2. Unsanitary conditions. Because of two decades of war, families in his town have lost their purchasing power. Among the consequences, he cites the lack of resources to invest in waste disposal. As such, to get rid of them [waste], families throw them on the sidewalk, in gutters and public places. Yet the waste thus abandoned attracts the insects which are at the base of malaria – the main cause of maternal and infant mortality.
3. Poverty. According to the International Solar Agency, a Congolese family spends 30% of their daily income on the acquisition of cooking energy. It's hugely expensive compared to other parts of the world. As a result, families no longer have additional resources to invest in the education and health care of children.
And to so contribute in solving those three problems, Murhula created the ecological embers called briquette. This is obtained after collecting the biodegradable waste produced by the markets, schools and households of Bukavu and transforming them into ecological embers. This ecological embers costs three times less than wood embers, cleans the city and reduces deforestation.
In the process of making ecological embers, I use chemistry techniques. This is because I use carbonization to obtain a smokeless briquette with a higher calorific value.

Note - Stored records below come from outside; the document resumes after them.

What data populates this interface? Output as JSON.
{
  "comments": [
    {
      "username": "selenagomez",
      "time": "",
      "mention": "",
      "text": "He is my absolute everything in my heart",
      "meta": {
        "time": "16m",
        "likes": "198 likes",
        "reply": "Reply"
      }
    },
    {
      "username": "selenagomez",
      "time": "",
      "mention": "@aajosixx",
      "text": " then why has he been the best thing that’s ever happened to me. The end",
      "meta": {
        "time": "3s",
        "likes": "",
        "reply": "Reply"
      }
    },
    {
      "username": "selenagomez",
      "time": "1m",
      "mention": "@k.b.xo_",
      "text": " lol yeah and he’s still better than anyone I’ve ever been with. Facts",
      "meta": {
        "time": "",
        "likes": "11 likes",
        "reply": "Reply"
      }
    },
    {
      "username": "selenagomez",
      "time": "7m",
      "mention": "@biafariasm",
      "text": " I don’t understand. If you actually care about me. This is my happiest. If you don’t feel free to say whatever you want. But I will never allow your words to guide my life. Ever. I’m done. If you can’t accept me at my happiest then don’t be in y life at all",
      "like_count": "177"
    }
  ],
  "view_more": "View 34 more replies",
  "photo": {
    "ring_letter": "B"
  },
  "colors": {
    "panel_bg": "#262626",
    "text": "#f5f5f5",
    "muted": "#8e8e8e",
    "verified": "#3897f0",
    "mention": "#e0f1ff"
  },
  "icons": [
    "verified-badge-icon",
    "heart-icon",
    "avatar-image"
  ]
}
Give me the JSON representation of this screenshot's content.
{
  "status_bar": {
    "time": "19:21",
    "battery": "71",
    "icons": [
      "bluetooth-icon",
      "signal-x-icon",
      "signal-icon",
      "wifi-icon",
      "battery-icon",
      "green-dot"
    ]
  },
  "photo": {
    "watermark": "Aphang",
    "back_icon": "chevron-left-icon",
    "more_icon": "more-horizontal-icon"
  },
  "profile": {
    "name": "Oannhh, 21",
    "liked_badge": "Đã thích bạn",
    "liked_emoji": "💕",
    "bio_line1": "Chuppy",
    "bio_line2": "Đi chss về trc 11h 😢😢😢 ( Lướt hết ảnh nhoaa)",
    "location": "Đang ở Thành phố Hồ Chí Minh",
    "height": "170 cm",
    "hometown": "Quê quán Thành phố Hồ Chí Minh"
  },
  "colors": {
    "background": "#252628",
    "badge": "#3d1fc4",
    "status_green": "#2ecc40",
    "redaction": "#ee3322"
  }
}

Thanks to my invention of the ecological briquette, it’s now used by schools, universities, churches and youth support NGOs as a positive role model. I took part in many panels in Bukavu, Kinshasa, Rwanda, Cote d'Ivoire and France to talk about my journey in order to inspire young people. The local, national and international media coverage of my invention has ensured that my journey inspires thousands of young people in my country, Africa and the rest of the world.